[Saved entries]
----

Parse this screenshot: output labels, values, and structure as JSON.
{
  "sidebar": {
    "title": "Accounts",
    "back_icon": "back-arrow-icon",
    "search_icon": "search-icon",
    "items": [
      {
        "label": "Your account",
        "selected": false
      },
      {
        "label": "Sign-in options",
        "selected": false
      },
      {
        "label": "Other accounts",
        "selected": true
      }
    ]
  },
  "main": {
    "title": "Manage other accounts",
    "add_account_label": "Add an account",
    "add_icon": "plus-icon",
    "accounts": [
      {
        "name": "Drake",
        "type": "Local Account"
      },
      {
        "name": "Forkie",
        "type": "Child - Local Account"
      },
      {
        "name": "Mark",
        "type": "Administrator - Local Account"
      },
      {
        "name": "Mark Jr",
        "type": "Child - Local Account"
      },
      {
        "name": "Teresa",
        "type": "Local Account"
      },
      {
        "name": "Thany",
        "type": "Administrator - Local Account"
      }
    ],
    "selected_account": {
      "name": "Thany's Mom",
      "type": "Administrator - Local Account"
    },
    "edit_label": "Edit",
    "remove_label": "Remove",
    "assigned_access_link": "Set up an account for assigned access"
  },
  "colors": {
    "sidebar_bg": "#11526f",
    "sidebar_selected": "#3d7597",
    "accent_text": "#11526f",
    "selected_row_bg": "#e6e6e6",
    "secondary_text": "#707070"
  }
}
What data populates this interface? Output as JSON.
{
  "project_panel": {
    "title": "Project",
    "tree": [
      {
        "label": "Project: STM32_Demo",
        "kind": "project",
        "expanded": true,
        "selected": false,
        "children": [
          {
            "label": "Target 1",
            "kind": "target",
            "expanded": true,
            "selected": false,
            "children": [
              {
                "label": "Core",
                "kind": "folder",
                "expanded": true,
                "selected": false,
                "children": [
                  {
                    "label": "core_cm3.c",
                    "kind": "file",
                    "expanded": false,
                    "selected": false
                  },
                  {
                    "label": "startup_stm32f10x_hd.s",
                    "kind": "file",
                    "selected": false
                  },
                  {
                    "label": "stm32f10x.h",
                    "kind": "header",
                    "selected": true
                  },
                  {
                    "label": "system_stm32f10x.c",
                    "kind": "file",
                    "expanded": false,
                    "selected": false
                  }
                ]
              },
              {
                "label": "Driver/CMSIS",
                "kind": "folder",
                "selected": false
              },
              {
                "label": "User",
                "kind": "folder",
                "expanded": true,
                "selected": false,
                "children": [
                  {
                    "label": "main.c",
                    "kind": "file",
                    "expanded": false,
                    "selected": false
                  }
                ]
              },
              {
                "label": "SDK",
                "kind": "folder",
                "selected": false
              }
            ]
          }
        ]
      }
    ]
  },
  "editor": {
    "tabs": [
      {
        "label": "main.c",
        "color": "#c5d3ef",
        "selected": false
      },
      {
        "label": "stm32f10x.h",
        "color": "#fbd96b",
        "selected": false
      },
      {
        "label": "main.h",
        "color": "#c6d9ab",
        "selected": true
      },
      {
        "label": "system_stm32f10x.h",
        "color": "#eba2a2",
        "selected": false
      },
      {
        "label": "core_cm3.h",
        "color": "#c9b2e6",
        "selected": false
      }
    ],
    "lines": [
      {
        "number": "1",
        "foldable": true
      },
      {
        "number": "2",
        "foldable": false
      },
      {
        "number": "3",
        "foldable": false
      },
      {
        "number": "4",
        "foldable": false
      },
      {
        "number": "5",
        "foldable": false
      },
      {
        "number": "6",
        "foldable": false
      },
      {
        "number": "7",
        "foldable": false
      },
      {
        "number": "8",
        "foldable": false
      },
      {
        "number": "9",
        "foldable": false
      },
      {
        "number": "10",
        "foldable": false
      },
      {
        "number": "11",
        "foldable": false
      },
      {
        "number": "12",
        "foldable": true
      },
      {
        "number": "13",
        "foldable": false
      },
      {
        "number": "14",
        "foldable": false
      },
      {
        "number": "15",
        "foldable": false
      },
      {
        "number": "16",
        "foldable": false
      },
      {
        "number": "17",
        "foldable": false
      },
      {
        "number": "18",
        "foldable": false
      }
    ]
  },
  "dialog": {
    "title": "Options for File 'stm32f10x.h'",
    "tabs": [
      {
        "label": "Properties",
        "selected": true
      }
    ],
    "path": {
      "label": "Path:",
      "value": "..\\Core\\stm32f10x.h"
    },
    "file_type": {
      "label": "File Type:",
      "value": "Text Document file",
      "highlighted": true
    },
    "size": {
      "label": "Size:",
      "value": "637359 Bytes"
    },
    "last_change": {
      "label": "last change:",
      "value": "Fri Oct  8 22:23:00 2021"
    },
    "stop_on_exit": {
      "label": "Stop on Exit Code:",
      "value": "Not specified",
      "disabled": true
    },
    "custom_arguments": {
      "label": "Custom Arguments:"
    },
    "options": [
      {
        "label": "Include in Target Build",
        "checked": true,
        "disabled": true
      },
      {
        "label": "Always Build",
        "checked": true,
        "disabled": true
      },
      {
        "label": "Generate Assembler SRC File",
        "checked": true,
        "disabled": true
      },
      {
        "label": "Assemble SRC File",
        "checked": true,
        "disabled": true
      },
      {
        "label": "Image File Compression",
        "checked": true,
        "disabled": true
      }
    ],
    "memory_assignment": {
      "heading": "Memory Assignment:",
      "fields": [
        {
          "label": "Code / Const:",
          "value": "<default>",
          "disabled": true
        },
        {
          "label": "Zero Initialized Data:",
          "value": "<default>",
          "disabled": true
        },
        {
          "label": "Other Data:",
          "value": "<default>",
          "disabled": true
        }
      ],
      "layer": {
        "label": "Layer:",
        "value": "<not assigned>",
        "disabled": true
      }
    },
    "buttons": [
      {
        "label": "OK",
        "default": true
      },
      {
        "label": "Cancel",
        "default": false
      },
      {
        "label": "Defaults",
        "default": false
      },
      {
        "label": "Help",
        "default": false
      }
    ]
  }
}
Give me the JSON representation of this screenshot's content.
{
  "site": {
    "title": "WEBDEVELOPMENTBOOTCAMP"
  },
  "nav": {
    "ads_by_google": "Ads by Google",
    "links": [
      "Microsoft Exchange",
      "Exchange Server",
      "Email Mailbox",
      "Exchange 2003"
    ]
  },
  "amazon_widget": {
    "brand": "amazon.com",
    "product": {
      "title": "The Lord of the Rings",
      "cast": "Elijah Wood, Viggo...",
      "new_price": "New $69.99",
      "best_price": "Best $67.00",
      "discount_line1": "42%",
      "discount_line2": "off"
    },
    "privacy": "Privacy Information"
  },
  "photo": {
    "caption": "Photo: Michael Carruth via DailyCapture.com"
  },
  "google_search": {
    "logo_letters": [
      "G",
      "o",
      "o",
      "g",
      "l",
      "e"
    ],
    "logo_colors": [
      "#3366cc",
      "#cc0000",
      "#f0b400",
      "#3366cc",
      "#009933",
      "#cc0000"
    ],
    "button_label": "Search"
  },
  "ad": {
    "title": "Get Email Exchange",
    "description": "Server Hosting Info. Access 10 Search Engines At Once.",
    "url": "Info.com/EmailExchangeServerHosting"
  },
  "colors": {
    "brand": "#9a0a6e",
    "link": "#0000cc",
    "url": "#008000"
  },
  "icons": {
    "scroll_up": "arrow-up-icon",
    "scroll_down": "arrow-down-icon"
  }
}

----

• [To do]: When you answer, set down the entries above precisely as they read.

• [Written solution]:
Parse this screenshot: output labels, values, and structure as JSON.
{
  "sidebar": {
    "title": "Accounts",
    "back_icon": "back-arrow-icon",
    "search_icon": "search-icon",
    "items": [
      {
        "label": "Your account",
        "selected": false
      },
      {
        "label": "Sign-in options",
        "selected": false
      },
      {
        "label": "Other accounts",
        "selected": true
      }
    ]
  },
  "main": {
    "title": "Manage other accounts",
    "add_account_label": "Add an account",
    "add_icon": "plus-icon",
    "accounts": [
      {
        "name": "Drake",
        "type": "Local Account"
      },
      {
        "name": "Forkie",
        "type": "Child - Local Account"
      },
      {
        "name": "Mark",
        "type": "Administrator - Local Account"
      },
      {
        "name": "Mark Jr",
        "type": "Child - Local Account"
      },
      {
        "name": "Teresa",
        "type": "Local Account"
      },
      {
        "name": "Thany",
        "type": "Administrator - Local Account"
      }
    ],
    "selected_account": {
      "name": "Thany's Mom",
      "type": "Administrator - Local Account"
    },
    "edit_label": "Edit",
    "remove_label": "Remove",
    "assigned_access_link": "Set up an account for assigned access"
  },
  "colors": {
    "sidebar_bg": "#11526f",
    "sidebar_selected": "#3d7597",
    "accent_text": "#11526f",
    "selected_row_bg": "#e6e6e6",
    "secondary_text": "#707070"
  }
}
What data populates this interface? Output as JSON.
{
  "project_panel": {
    "title": "Project",
    "tree": [
      {
        "label": "Project: STM32_Demo",
        "kind": "project",
        "expanded": true,
        "selected": false,
        "children": [
          {
            "label": "Target 1",
            "kind": "target",
            "expanded": true,
            "selected": false,
            "children": [
              {
                "label": "Core",
                "kind": "folder",
                "expanded": true,
                "selected": false,
                "children": [
                  {
                    "label": "core_cm3.c",
                    "kind": "file",
                    "expanded": false,
                    "selected": false
                  },
                  {
                    "label": "startup_stm32f10x_hd.s",
                    "kind": "file",
                    "selected": false
                  },
                  {
                    "label": "stm32f10x.h",
                    "kind": "header",
                    "selected": true
                  },
                  {
                    "label": "system_stm32f10x.c",
                    "kind": "file",
                    "expanded": false,
                    "selected": false
                  }
                ]
              },
              {
                "label": "Driver/CMSIS",
                "kind": "folder",
                "selected": false
              },
              {
                "label": "User",
                "kind": "folder",
                "expanded": true,
                "selected": false,
                "children": [
                  {
                    "label": "main.c",
                    "kind": "file",
                    "expanded": false,
                    "selected": false
                  }
                ]
              },
              {
                "label": "SDK",
                "kind": "folder",
                "selected": false
              }
            ]
          }
        ]
      }
    ]
  },
  "editor": {
    "tabs": [
      {
        "label": "main.c",
        "color": "#c5d3ef",
        "selected": false
      },
      {
        "label": "stm32f10x.h",
        "color": "#fbd96b",
        "selected": false
      },
      {
        "label": "main.h",
        "color": "#c6d9ab",
        "selected": true
      },
      {
        "label": "system_stm32f10x.h",
        "color": "#eba2a2",
        "selected": false
      },
      {
        "label": "core_cm3.h",
        "color": "#c9b2e6",
        "selected": false
      }
    ],
    "lines": [
      {
        "number": "1",
        "foldable": true
      },
      {
        "number": "2",
        "foldable": false
      },
      {
        "number": "3",
        "foldable": false
      },
      {
        "number": "4",
        "foldable": false
      },
      {
        "number": "5",
        "foldable": false
      },
      {
        "number": "6",
        "foldable": false
      },
      {
        "number": "7",
        "foldable": false
      },
      {
        "number": "8",
        "foldable": false
      },
      {
        "number": "9",
        "foldable": false
      },
      {
        "number": "10",
        "foldable": false
      },
      {
        "number": "11",
        "foldable": false
      },
      {
        "number": "12",
        "foldable": true
      },
      {
        "number": "13",
        "foldable": false
      },
      {
        "number": "14",
        "foldable": false
      },
      {
        "number": "15",
        "foldable": false
      },
      {
        "number": "16",
        "foldable": false
      },
      {
        "number": "17",
        "foldable": false
      },
      {
        "number": "18",
        "foldable": false
      }
    ]
  },
  "dialog": {
    "title": "Options for File 'stm32f10x.h'",
    "tabs": [
      {
        "label": "Properties",
        "selected": true
      }
    ],
    "path": {
      "label": "Path:",
      "value": "..\\Core\\stm32f10x.h"
    },
    "file_type": {
      "label": "File Type:",
      "value": "Text Document file",
      "highlighted": true
    },
    "size": {
      "label": "Size:",
      "value": "637359 Bytes"
    },
    "last_change": {
      "label": "last change:",
      "value": "Fri Oct  8 22:23:00 2021"
    },
    "stop_on_exit": {
      "label": "Stop on Exit Code:",
      "value": "Not specified",
      "disabled": true
    },
    "custom_arguments": {
      "label": "Custom Arguments:"
    },
    "options": [
      {
        "label": "Include in Target Build",
        "checked": true,
        "disabled": true
      },
      {
        "label": "Always Build",
        "checked": true,
        "disabled": true
      },
      {
        "label": "Generate Assembler SRC File",
        "checked": true,
        "disabled": true
      },
      {
        "label": "Assemble SRC File",
        "checked": true,
        "disabled": true
      },
      {
        "label": "Image File Compression",
        "checked": true,
        "disabled": true
      }
    ],
    "memory_assignment": {
      "heading": "Memory Assignment:",
      "fields": [
        {
          "label": "Code / Const:",
          "value": "<default>",
          "disabled": true
        },
        {
          "label": "Zero Initialized Data:",
          "value": "<default>",
          "disabled": true
        },
        {
          "label": "Other Data:",
          "value": "<default>",
          "disabled": true
        }
      ],
      "layer": {
        "label": "Layer:",
        "value": "<not assigned>",
        "disabled": true
      }
    },
    "buttons": [
      {
        "label": "OK",
        "default": true
      },
      {
        "label": "Cancel",
        "default": false
      },
      {
        "label": "Defaults",
        "default": false
      },
      {
        "label": "Help",
        "default": false
      }
    ]
  }
}
Give me the JSON representation of this screenshot's content.
{
  "site": {
    "title": "WEBDEVELOPMENTBOOTCAMP"
  },
  "nav": {
    "ads_by_google": "Ads by Google",
    "links": [
      "Microsoft Exchange",
      "Exchange Server",
      "Email Mailbox",
      "Exchange 2003"
    ]
  },
  "amazon_widget": {
    "brand": "amazon.com",
    "product": {
      "title": "The Lord of the Rings",
      "cast": "Elijah Wood, Viggo...",
      "new_price": "New $69.99",
      "best_price": "Best $67.00",
      "discount_line1": "42%",
      "discount_line2": "off"
    },
    "privacy": "Privacy Information"
  },
  "photo": {
    "caption": "Photo: Michael Carruth via DailyCapture.com"
  },
  "google_search": {
    "logo_letters": [
      "G",
      "o",
      "o",
      "g",
      "l",
      "e"
    ],
    "logo_colors": [
      "#3366cc",
      "#cc0000",
      "#f0b400",
      "#3366cc",
      "#009933",
      "#cc0000"
    ],
    "button_label": "Search"
  },
  "ad": {
    "title": "Get Email Exchange",
    "description": "Server Hosting Info. Access 10 Search Engines At Once.",
    "url": "Info.com/EmailExchangeServerHosting"
  },
  "colors": {
    "brand": "#9a0a6e",
    "link": "#0000cc",
    "url": "#008000"
  },
  "icons": {
    "scroll_up": "arrow-up-icon",
    "scroll_down": "arrow-down-icon"
  }
}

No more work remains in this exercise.